Boston was unveiled as the surprise choice over two-time host Los Angeles, San Francisco and Washington in January and enthusiasm for staging an Olympics has eroded dramatically since then.
A poll last month found more Boston residents opposed to the Games than for hosting them.
Results of the survey, conducted Feb. 12-15 and reported in the Boston Globe, indicated 46 percent of Boston-area residents against the bid.
That represents a significant drop from a January poll that had 51 percent supporting the bid and 33 percent against.
USOC CEO Scott Blackmun admitted he would like to see stronger backing but with the race to secure the 2024 Games just underway, he was confident Bostonians would eventually get behind the effort.
“Do we wish the approval ratings were higher than 46 percent, absolutely we do but candidly it is much more important those numbers be high two-and-a-half years from now,” Blackmun told reporters following a board of directors meeting in Washington.
“We have plenty of time to allow this trajectory to unfold and complete confidence in Boston 2024’s ability to do that.
“What we need to do first and foremost is assure the people of Boston that this is a fiscally responsible bid.”
A decision on the 2024 host will be made by the International Olympic Committee (IOC) in mid-2017.
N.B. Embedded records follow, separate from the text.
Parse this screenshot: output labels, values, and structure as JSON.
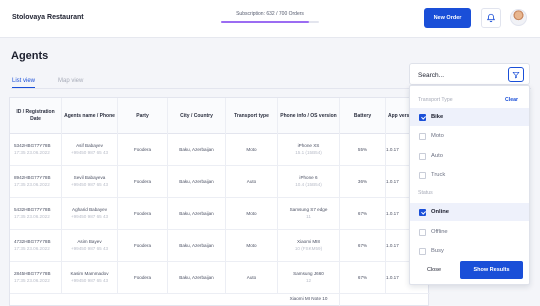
{
  "header": {
    "brand": "Stolovaya Restaurant",
    "subscription_text": "Subscription: 632 / 700 Orders",
    "subscription_progress": 0.903,
    "new_order_label": "New Order",
    "bell_icon": "bell-icon",
    "accent": "#1a4fd8",
    "progress_color": "#9b6cf2"
  },
  "page": {
    "title": "Agents"
  },
  "tabs": [
    {
      "label": "List view",
      "active": true
    },
    {
      "label": "Map view",
      "active": false
    }
  ],
  "table": {
    "columns": [
      "ID / Registration Date",
      "Agents name / Phone",
      "Party",
      "City / Country",
      "Transport type",
      "Phone info / OS version",
      "Battery",
      "App versi"
    ],
    "rows": [
      {
        "id": "5342HBG77Y78B",
        "date": "17:35 23.06.2022",
        "name": "Asif Babayev",
        "phone": "+99450 987 65 43",
        "party": "Foodera",
        "city": "Baku, Azerbaijan",
        "transport": "Moto",
        "device": "iPhone XS",
        "os": "15.1 (15B54)",
        "battery": "55%",
        "app": "1.0.17"
      },
      {
        "id": "8942HBG77Y78B",
        "date": "17:35 23.06.2022",
        "name": "Sevil Babayeva",
        "phone": "+99450 987 65 43",
        "party": "Foodera",
        "city": "Baku, Azerbaijan",
        "transport": "Auto",
        "device": "iPhone 6",
        "os": "10.4 (15B54)",
        "battery": "36%",
        "app": "1.0.17"
      },
      {
        "id": "5432HBG77Y78B",
        "date": "17:35 23.06.2022",
        "name": "Agharid Babayev",
        "phone": "+99450 987 65 43",
        "party": "Foodera",
        "city": "Baku, Azerbaijan",
        "transport": "Moto",
        "device": "Samsung S7 edge",
        "os": "11",
        "battery": "67%",
        "app": "1.0.17"
      },
      {
        "id": "4732HBG77Y78B",
        "date": "17:35 23.06.2022",
        "name": "Asim Bayev",
        "phone": "+99450 987 65 43",
        "party": "Foodera",
        "city": "Baku, Azerbaijan",
        "transport": "Moto",
        "device": "Xiaomi MI8",
        "os": "10 (FSKM59)",
        "battery": "67%",
        "app": "1.0.17"
      },
      {
        "id": "2845HBG77Y78B",
        "date": "17:35 23.06.2022",
        "name": "Kasim Mammadov",
        "phone": "+99450 987 65 43",
        "party": "Foodera",
        "city": "Baku, Azerbaijan",
        "transport": "Auto",
        "device": "Samsung J660",
        "os": "12",
        "battery": "67%",
        "app": "1.0.17"
      },
      {
        "id": "",
        "date": "",
        "name": "",
        "phone": "",
        "party": "",
        "city": "",
        "transport": "",
        "device": "Xiaomi MI Note 10",
        "os": "",
        "battery": "",
        "app": ""
      }
    ]
  },
  "filter": {
    "search_placeholder": "Search...",
    "filter_icon": "funnel-icon",
    "transport_heading": "Transport Type",
    "clear_label": "Clear",
    "transport_options": [
      {
        "label": "Bike",
        "checked": true
      },
      {
        "label": "Moto",
        "checked": false
      },
      {
        "label": "Auto",
        "checked": false
      },
      {
        "label": "Truck",
        "checked": false
      }
    ],
    "status_heading": "Status",
    "status_options": [
      {
        "label": "Online",
        "checked": true
      },
      {
        "label": "Offline",
        "checked": false
      },
      {
        "label": "Busy",
        "checked": false
      }
    ],
    "close_label": "Close",
    "show_label": "Show Results"
  }
}
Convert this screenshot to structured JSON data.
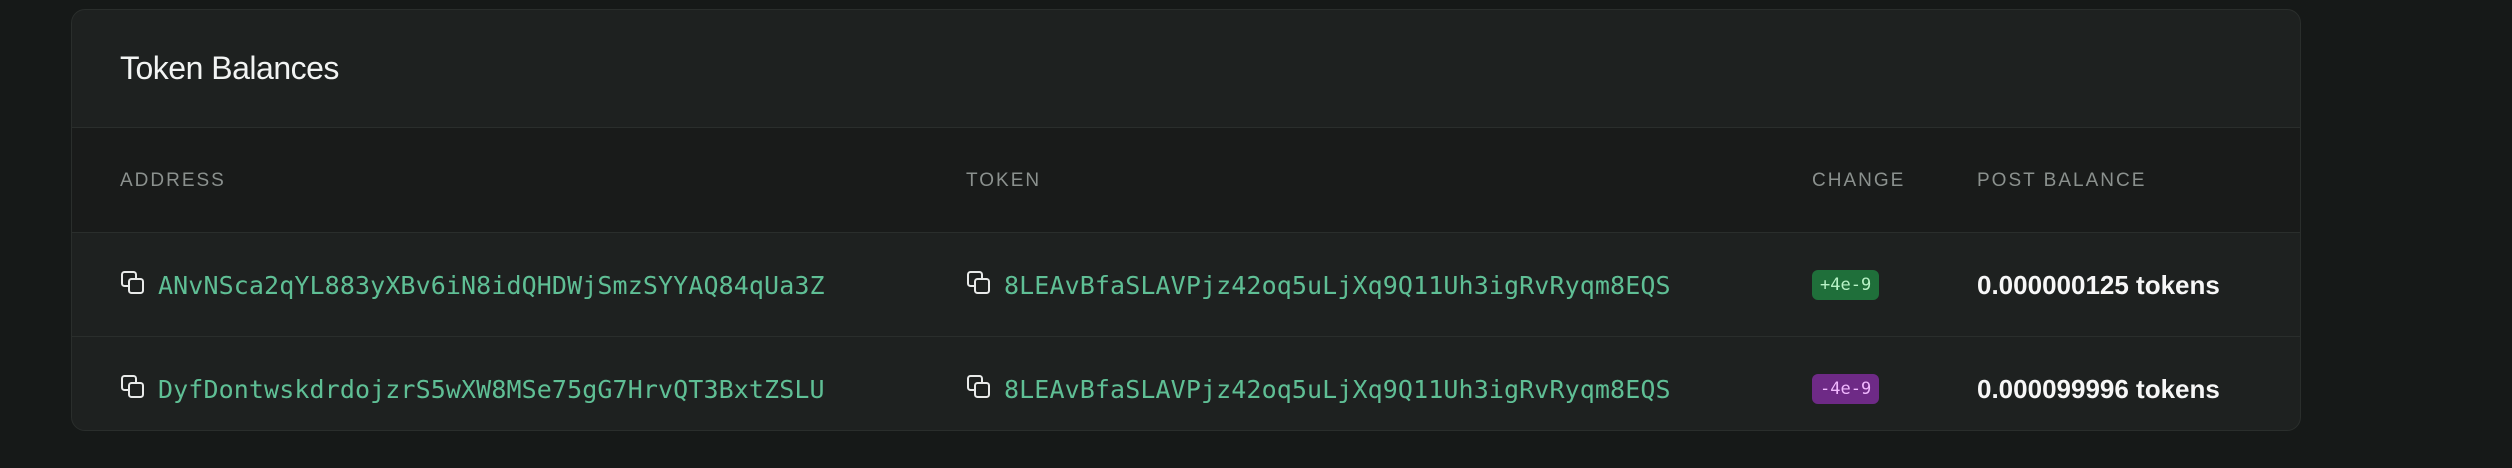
{
  "card": {
    "title": "Token Balances",
    "columns": {
      "address": "ADDRESS",
      "token": "TOKEN",
      "change": "CHANGE",
      "post_balance": "POST BALANCE"
    },
    "rows": [
      {
        "address": "ANvNSca2qYL883yXBv6iN8idQHDWjSmzSYYAQ84qUa3Z",
        "token": "8LEAvBfaSLAVPjz42oq5uLjXq9Q11Uh3igRvRyqm8EQS",
        "change": "+4e-9",
        "change_type": "positive",
        "post_balance": "0.000000125 tokens"
      },
      {
        "address": "DyfDontwskdrdojzrS5wXW8MSe75gG7HrvQT3BxtZSLU",
        "token": "8LEAvBfaSLAVPjz42oq5uLjXq9Q11Uh3igRvRyqm8EQS",
        "change": "-4e-9",
        "change_type": "negative",
        "post_balance": "0.000099996 tokens"
      }
    ]
  },
  "icons": {
    "copy": "copy-icon"
  },
  "colors": {
    "link": "#5fbf95",
    "positive_badge": "#1f6f3a",
    "negative_badge": "#6e2a86"
  }
}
When selecting a host city, the IOC is sensitive to protests, not wanting to put the Games where they are not wanted.
While there is no major worry at the moment, a prolonged and coordinated campaign against staging the 2024 showcase could seriously undermined USOC plans.
“People of Boston are really smart, they are asking some really good questions and I think after this process has run its course, people of Boston will have confidence on the most important issue of all here — can we do this without tapping into the resources of the city of Boston,” said Blackmun.
Boston will be up against Rome and Germany, which has announced that it will bid through Berlin or Hamburg. A string of potential hosts, including Istanbul, Paris, Doha and a city from Africa, are also considering bids.
Cities have until September to put in a bid.
Reporting by Steve Keating in Toronto, Editing by Gene Cherry